To do this, they ranked South Carolina’s lands on a scale from 0-100, with the higher numbers more suitable for development. The available solar resource was calculated for lands with values of at least 50, 70 and 90.
The researchers found that about 1,256 square miles, or 4.2% of state land area, had a suitability value of at least 70 for 5-megawatt developments.
For 1-megawatt developments, about 2,340 square miles had suitability value of at least 70. That’s slightly smaller than the size of Delaware and would be enough to install 69.6 gigawatts of capacity, researchers found.
It would be enough to power more than 7 million homes and would far exceed the 6.7 gigawatts that Stanford University researchers suggested the state generate in solar energy.
Although suitable lands for 1- and 5-megawatt developments are peppered across the state, the highest concentration is in a swath that runs from the North Carolina state line around Marlboro, Dillon and Horry counties to the Lake Marion area.
The team eliminated unsuitable lands, including urban areas, airports, national forests, parks, national wildlife refuges, wilderness areas, and protected marine environments.
Researchers also considered slope and aspect.
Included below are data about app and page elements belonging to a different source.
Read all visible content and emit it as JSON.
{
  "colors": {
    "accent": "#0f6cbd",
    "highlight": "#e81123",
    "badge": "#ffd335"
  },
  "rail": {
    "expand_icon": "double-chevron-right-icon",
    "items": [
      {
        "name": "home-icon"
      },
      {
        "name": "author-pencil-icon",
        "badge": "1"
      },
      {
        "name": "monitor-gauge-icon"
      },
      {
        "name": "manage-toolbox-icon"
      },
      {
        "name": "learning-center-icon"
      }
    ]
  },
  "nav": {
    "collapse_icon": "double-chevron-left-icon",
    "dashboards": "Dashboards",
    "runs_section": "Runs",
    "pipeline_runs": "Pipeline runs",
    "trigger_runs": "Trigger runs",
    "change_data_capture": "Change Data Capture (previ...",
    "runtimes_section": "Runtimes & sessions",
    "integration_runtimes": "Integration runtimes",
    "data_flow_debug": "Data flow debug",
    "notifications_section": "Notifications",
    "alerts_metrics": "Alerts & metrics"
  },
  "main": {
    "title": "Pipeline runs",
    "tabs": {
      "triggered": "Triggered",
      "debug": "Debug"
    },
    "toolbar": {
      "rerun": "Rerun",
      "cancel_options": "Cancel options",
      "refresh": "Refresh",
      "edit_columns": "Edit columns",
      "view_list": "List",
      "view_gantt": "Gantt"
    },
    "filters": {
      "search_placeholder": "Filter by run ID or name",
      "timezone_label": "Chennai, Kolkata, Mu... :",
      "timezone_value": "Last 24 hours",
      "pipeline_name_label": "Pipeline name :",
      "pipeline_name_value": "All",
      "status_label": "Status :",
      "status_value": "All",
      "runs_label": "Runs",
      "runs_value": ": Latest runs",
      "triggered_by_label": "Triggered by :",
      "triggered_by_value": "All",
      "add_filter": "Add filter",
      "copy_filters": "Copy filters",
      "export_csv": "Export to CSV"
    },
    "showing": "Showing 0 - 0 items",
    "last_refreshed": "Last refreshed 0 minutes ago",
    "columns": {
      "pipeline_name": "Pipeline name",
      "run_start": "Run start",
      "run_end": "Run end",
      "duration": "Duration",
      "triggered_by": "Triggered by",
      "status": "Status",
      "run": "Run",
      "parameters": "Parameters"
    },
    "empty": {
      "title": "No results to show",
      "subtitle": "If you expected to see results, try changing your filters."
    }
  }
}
The best place to install the solar PV panels that soak up the sun’s rays are in flat areas. When there is a slope, it should face south to get the most exposure to the sun.
The research can help South Carolina continue its explosive growth in generating solar energy, while minimizing conflicts that could arise over land use.
Although the study focused on South Carolina, the model the team created could do the same analysis for other states.
The research is published in BioPhysical Economics and Resource Quality. It applies to utility-scale solar power only.
Citation: Farthing A, et al. (2016). Utility-Scale Solar PV in South Carolina: Analysis of Suitable Lands and Geographical Potential. BioPhysical Economics and Resource Quality, 1:8. DOI:10.1007/s41247-016-0009-5.
Figure legend: This Knowridge.com image is credited to Clemson University.